In considering a motion to withdraw a guilty plea, a defendant's testimony at a plea hearing conducted under Fed. R. Crim. P. 11 may be given greater weight than later, contrary assertions by the defendant as to the underlying matters. United States v. Castello, 724 F.2d 813, 815 (9th Cir. 1984) (court may credit defendant's testimony at Rule 11 hearing over defendant's subsequent allegations in an affidavit filed with her motion asserting that she only entered the guilty plea "because the government threatened to prosecute [her] as a special dangerous offender' if the case were tried"); see also Shah v. United States, 878 F.2d 1156, 1162 (9th Cir. 1989) ("Solemn declarations in open court carry a strong presumption of verity."). However, "the fact that a plea was voluntary, knowing, and intelligent cannot count against a defendant's attempt to withdraw it prior to sentencing, unless the defendant's only asserted "fair and just reason" for withdrawing the plea is lack of voluntariness itself." United States v. Garcia, 401 F.3d 1008, 1012 (9th Cir. 2005) (emphasis in original).
1. Factual Claims
The basis for the Motion is that Defendant "does not think that he was adequately advised regarding his citizenship status, and he would have presented this issue at trial." Dkt. 45 at 4. Defendant now contends that he is a United States citizen, which is contrary to what he admitted during the Rule 11 colloquy and in the plea agreement. In support of this position, in his brief in support of the Motion he relies on two documents produced by the Government as part of the pre-plea discovery process.

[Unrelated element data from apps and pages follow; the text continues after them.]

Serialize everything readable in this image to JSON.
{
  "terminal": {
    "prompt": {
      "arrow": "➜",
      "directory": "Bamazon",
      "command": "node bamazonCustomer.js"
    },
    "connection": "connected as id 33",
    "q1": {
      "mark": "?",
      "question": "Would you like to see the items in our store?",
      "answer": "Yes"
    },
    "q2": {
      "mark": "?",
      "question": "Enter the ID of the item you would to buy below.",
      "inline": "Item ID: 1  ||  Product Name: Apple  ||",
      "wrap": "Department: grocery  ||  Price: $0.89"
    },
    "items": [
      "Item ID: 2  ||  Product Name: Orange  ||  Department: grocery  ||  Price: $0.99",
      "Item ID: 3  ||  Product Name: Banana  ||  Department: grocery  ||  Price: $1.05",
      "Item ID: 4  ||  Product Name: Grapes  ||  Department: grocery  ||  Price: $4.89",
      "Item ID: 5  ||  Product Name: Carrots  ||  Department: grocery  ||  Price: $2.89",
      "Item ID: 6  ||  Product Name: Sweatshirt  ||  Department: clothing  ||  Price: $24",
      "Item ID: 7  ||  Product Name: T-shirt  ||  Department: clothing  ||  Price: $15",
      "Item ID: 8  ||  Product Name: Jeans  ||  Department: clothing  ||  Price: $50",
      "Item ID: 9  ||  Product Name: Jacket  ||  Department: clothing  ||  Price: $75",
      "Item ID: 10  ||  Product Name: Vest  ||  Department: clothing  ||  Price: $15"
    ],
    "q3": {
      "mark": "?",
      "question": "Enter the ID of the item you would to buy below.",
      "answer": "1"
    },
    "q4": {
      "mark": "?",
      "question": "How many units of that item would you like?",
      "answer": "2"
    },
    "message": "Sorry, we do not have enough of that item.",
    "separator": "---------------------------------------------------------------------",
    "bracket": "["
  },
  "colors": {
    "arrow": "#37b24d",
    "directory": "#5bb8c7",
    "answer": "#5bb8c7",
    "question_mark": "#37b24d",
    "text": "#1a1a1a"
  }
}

Each has language that supports the claim that Defendant is a citizen of the United States, and not a citizen of Mexico.
The first document is a report of Defendant's criminal history record that is from the California Law Enforcement Telecommunications System ("CLETS"). Ex. A, Dkt. 45 at 2. The abbreviation "US" appears under the term "Citizenship" in this report.
The second document consists of FBI records about Defendant. On the first page of these materials, under the heading "PLACE OF BIRTH (STATE OR COUNTRY), " the word "MEXICO" appears, and under the heading "COUNTRY OF CITIZENSHIP" the word "MEXICO" appears a second time. On the second page of these materials, the term "MEX" appears next to the headings: "Country of Birth, " and "Countries of Citizenship." Id. at 4. However, on each of two later pages, below the word "CITIZENSHIP, " the words "UNITED STATES" appear. Id. at 6. However, on the first of these pages, just above this reference and beneath the words, "BIRTH PLACE, " the word "MEXICO, " appears.
Additional documents were presented by Defendant at the hearing. Dkt. 55. Exhibit 1 is a letter dated September 5, 2014 from the Social Security Administration written in response to an inquiry about benefits for prisoners. The letter does not state that Defendant is a United States citizen. Exhibit 2 is summons for jury service sent to Defendant by the Riverside County Superior Court. It does not state that Defendant is a United States citizen. Exhibit 3 is a report Defendant believes to have come from a United States Immigrations and Customs Enforcement file. This report has the ...